# Activity
The lines needed are those below that contain the word "Create"; copy each one.

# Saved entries
━━━━━━━━

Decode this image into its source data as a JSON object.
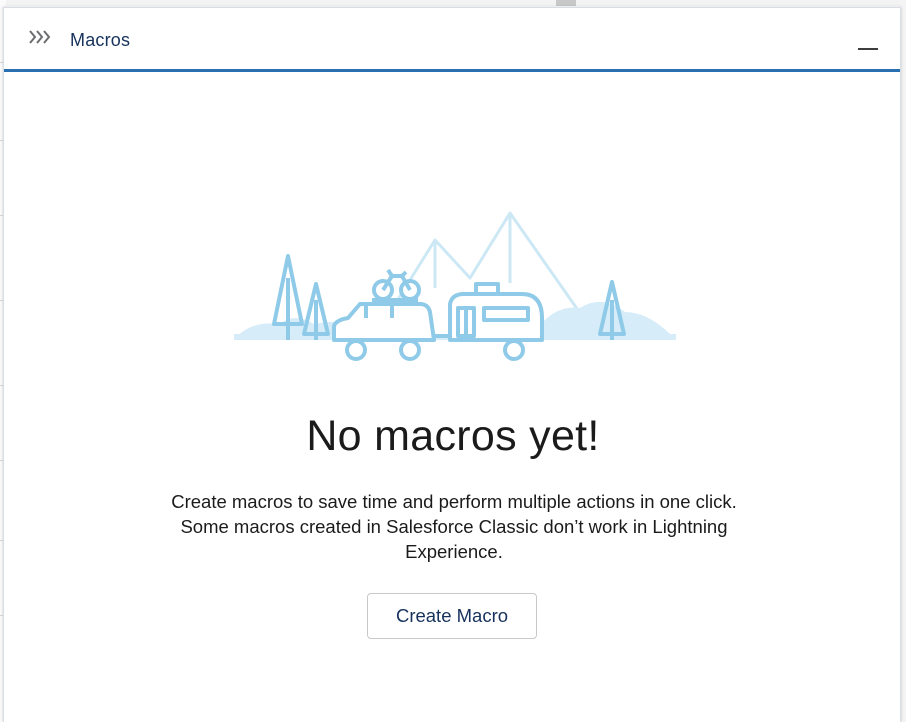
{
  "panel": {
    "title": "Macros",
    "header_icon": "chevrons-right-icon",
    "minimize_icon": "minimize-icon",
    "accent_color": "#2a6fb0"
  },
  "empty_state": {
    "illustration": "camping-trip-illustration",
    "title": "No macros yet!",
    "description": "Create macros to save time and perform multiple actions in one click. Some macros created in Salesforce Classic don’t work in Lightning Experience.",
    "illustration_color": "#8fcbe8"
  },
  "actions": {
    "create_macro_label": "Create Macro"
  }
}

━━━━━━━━

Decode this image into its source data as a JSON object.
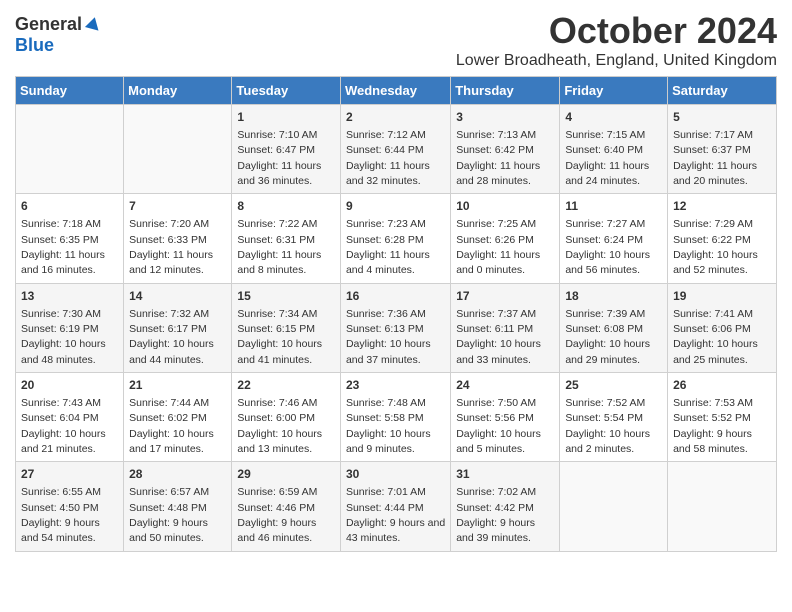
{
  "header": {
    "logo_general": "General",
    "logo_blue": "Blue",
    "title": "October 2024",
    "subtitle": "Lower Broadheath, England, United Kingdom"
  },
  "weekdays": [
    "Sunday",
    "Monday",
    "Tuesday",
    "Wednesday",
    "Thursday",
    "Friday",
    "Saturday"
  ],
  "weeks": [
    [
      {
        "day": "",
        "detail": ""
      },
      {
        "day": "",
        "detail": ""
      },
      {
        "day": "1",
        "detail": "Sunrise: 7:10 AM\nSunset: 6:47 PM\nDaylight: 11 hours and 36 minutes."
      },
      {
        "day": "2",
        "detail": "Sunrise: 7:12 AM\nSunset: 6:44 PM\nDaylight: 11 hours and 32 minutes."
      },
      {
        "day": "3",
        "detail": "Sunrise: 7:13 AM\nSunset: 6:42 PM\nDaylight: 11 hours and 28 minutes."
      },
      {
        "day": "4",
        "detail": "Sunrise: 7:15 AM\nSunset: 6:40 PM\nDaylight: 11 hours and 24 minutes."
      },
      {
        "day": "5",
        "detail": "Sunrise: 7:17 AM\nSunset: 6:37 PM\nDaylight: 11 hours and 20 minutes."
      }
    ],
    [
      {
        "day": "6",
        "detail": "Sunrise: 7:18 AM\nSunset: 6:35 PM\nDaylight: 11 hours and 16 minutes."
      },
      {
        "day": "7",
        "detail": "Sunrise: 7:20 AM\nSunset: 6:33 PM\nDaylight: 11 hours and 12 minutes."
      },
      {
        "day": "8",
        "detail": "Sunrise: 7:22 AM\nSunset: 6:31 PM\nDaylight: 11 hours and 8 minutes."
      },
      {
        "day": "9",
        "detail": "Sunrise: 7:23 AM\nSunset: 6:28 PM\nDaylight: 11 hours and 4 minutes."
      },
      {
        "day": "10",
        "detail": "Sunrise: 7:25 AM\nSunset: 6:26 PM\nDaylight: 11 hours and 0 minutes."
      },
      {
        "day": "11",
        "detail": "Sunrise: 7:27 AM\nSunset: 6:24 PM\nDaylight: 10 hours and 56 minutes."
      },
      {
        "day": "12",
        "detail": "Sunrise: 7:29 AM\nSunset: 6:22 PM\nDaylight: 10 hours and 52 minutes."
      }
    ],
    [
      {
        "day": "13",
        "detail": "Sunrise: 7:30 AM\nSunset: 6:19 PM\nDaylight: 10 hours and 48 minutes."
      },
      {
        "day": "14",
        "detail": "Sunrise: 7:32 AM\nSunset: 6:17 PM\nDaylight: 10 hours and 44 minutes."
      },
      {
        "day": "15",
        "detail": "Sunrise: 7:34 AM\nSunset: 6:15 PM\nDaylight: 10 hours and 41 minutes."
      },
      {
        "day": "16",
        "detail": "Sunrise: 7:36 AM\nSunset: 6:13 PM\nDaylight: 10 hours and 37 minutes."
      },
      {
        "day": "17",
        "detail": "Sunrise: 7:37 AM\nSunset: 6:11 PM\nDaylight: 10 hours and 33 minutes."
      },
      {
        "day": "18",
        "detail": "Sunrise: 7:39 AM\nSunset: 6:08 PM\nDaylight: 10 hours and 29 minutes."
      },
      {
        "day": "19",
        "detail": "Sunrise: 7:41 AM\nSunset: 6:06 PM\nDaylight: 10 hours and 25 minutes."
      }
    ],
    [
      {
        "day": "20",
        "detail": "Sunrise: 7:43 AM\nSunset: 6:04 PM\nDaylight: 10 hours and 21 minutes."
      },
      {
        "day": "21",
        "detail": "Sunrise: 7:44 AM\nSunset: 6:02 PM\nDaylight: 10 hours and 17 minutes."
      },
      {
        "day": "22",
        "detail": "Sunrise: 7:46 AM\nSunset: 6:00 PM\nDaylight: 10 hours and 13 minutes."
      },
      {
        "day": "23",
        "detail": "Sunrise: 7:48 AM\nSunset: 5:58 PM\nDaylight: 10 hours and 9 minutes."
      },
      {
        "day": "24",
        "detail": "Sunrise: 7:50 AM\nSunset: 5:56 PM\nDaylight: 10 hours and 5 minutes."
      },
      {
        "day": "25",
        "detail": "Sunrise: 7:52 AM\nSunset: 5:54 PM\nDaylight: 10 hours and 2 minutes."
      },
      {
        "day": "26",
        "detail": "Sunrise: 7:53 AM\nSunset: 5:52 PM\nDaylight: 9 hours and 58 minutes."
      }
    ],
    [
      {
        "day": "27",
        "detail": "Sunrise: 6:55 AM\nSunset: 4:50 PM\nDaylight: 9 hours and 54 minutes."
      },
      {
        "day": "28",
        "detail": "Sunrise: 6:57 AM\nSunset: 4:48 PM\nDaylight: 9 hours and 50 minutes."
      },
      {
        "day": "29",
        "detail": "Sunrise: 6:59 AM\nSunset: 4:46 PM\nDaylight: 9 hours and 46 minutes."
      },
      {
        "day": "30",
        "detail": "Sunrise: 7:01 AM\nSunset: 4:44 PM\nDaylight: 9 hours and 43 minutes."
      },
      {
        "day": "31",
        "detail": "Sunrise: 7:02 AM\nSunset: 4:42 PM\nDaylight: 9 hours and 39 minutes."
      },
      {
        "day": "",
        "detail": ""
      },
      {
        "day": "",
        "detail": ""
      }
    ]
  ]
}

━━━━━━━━

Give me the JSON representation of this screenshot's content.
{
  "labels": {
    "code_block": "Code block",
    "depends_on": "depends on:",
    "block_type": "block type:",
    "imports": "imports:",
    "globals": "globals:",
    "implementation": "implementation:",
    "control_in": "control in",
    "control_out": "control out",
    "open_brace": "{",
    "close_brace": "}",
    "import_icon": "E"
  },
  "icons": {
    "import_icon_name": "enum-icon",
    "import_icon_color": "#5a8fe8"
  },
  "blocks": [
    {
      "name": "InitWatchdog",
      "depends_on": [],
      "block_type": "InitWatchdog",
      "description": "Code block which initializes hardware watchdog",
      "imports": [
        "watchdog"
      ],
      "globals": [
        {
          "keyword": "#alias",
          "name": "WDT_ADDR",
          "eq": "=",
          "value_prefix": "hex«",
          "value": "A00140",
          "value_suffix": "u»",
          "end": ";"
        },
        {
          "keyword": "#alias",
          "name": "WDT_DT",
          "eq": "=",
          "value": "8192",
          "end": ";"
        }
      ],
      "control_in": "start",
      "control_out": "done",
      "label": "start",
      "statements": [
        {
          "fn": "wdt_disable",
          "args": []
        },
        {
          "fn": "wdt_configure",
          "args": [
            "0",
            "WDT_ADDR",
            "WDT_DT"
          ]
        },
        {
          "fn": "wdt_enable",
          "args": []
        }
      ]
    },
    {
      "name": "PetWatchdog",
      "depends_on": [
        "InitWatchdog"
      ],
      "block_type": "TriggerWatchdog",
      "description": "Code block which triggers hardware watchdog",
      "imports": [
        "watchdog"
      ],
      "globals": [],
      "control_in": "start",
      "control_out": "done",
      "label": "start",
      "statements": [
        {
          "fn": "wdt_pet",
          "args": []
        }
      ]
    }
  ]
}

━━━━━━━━

# Written answer
    "description": "Create macros to save time and perform multiple actions in one click. Some macros created in Salesforce Classic don’t work in Lightning Experience.",
    "create_macro_label": "Create Macro"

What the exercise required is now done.